AIM OF THE TASK » All entries, exactly as written, should be output again.

ENTRIES SHOWN »
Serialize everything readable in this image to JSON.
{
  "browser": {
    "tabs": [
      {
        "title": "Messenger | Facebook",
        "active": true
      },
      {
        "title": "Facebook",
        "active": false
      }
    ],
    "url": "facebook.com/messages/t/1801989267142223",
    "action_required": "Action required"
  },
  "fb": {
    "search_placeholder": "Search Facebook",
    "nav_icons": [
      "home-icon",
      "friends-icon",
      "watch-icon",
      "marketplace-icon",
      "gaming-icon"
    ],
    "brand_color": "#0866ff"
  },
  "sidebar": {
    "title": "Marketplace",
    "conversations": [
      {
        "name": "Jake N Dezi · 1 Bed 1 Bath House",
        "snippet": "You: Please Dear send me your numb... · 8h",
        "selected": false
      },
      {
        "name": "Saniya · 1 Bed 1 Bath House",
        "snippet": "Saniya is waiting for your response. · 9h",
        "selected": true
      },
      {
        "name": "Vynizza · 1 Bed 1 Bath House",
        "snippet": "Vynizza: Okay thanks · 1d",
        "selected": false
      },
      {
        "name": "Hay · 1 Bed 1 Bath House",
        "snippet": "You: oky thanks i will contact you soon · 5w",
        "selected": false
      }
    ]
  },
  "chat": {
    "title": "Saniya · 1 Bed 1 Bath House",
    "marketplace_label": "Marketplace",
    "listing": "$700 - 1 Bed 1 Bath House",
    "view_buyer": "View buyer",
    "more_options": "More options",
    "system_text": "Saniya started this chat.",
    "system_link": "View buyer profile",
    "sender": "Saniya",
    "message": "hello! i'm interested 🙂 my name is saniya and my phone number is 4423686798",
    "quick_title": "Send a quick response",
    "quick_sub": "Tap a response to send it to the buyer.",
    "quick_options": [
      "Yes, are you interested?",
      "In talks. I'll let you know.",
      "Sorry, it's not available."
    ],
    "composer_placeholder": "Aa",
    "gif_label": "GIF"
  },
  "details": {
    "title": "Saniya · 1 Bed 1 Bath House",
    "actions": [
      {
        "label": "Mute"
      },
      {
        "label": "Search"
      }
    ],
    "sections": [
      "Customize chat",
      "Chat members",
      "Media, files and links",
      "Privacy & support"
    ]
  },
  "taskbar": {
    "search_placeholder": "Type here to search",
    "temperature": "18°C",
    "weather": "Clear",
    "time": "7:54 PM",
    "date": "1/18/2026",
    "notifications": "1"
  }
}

ANSWER FOR THIS EXERCISE »
Serialize everything readable in this image to JSON.
{
  "browser": {
    "tabs": [
      {
        "title": "Messenger | Facebook",
        "active": true
      },
      {
        "title": "Facebook",
        "active": false
      }
    ],
    "url": "facebook.com/messages/t/1801989267142223",
    "action_required": "Action required"
  },
  "fb": {
    "search_placeholder": "Search Facebook",
    "nav_icons": [
      "home-icon",
      "friends-icon",
      "watch-icon",
      "marketplace-icon",
      "gaming-icon"
    ],
    "brand_color": "#0866ff"
  },
  "sidebar": {
    "title": "Marketplace",
    "conversations": [
      {
        "name": "Jake N Dezi · 1 Bed 1 Bath House",
        "snippet": "You: Please Dear send me your numb... · 8h",
        "selected": false
      },
      {
        "name": "Saniya · 1 Bed 1 Bath House",
        "snippet": "Saniya is waiting for your response. · 9h",
        "selected": true
      },
      {
        "name": "Vynizza · 1 Bed 1 Bath House",
        "snippet": "Vynizza: Okay thanks · 1d",
        "selected": false
      },
      {
        "name": "Hay · 1 Bed 1 Bath House",
        "snippet": "You: oky thanks i will contact you soon · 5w",
        "selected": false
      }
    ]
  },
  "chat": {
    "title": "Saniya · 1 Bed 1 Bath House",
    "marketplace_label": "Marketplace",
    "listing": "$700 - 1 Bed 1 Bath House",
    "view_buyer": "View buyer",
    "more_options": "More options",
    "system_text": "Saniya started this chat.",
    "system_link": "View buyer profile",
    "sender": "Saniya",
    "message": "hello! i'm interested 🙂 my name is saniya and my phone number is 4423686798",
    "quick_title": "Send a quick response",
    "quick_sub": "Tap a response to send it to the buyer.",
    "quick_options": [
      "Yes, are you interested?",
      "In talks. I'll let you know.",
      "Sorry, it's not available."
    ],
    "composer_placeholder": "Aa",
    "gif_label": "GIF"
  },
  "details": {
    "title": "Saniya · 1 Bed 1 Bath House",
    "actions": [
      {
        "label": "Mute"
      },
      {
        "label": "Search"
      }
    ],
    "sections": [
      "Customize chat",
      "Chat members",
      "Media, files and links",
      "Privacy & support"
    ]
  },
  "taskbar": {
    "search_placeholder": "Type here to search",
    "temperature": "18°C",
    "weather": "Clear",
    "time": "7:54 PM",
    "date": "1/18/2026",
    "notifications": "1"
  }
}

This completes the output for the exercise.